### [WHAT IS BEING ASKED]
From the entries below, tally how many lines contain "Windows" and report only that figure.

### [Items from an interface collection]
╭──
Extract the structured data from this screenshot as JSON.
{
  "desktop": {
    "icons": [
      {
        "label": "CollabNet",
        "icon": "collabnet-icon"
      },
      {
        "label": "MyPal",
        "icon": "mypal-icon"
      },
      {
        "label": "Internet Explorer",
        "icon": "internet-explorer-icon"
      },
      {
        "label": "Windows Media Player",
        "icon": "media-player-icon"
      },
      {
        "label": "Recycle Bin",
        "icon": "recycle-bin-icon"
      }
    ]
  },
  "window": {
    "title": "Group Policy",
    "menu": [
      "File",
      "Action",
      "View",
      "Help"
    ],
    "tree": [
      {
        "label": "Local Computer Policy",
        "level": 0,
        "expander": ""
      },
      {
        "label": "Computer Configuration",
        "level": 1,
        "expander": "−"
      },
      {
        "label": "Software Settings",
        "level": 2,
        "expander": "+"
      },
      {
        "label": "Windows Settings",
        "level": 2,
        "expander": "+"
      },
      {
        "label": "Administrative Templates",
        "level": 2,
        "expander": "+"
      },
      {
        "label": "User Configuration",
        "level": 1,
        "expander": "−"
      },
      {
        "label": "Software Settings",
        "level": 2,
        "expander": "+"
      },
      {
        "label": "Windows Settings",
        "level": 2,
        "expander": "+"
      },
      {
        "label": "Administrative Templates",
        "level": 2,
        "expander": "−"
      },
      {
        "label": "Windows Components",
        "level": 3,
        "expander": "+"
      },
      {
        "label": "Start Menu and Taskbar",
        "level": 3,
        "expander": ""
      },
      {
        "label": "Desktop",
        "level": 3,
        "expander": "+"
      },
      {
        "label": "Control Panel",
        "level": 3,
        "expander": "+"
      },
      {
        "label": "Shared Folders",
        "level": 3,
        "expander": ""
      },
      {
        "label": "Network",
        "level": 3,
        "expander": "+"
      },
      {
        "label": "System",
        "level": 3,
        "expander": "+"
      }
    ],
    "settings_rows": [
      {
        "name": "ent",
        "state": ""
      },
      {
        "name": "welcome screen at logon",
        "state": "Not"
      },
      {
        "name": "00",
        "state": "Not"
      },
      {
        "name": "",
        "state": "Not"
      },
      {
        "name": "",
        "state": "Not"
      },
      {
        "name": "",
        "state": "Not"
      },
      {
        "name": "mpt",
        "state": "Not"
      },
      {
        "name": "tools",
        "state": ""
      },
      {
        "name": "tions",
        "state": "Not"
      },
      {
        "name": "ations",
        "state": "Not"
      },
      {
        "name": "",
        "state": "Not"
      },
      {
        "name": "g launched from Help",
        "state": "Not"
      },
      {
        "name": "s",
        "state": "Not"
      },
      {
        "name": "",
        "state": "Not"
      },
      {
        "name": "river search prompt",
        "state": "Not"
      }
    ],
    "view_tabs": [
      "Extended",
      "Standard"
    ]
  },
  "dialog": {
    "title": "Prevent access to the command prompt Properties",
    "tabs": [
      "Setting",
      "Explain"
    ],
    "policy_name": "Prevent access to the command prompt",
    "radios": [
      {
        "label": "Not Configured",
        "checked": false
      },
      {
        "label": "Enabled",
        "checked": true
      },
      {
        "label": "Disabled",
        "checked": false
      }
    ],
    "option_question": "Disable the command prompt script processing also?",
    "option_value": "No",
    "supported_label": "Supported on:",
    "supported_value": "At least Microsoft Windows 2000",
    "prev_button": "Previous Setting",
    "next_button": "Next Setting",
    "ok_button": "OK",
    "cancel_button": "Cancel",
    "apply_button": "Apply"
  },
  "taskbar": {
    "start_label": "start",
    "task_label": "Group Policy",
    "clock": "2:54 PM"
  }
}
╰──
### [RESPONSE TO THE EXERCISE]
5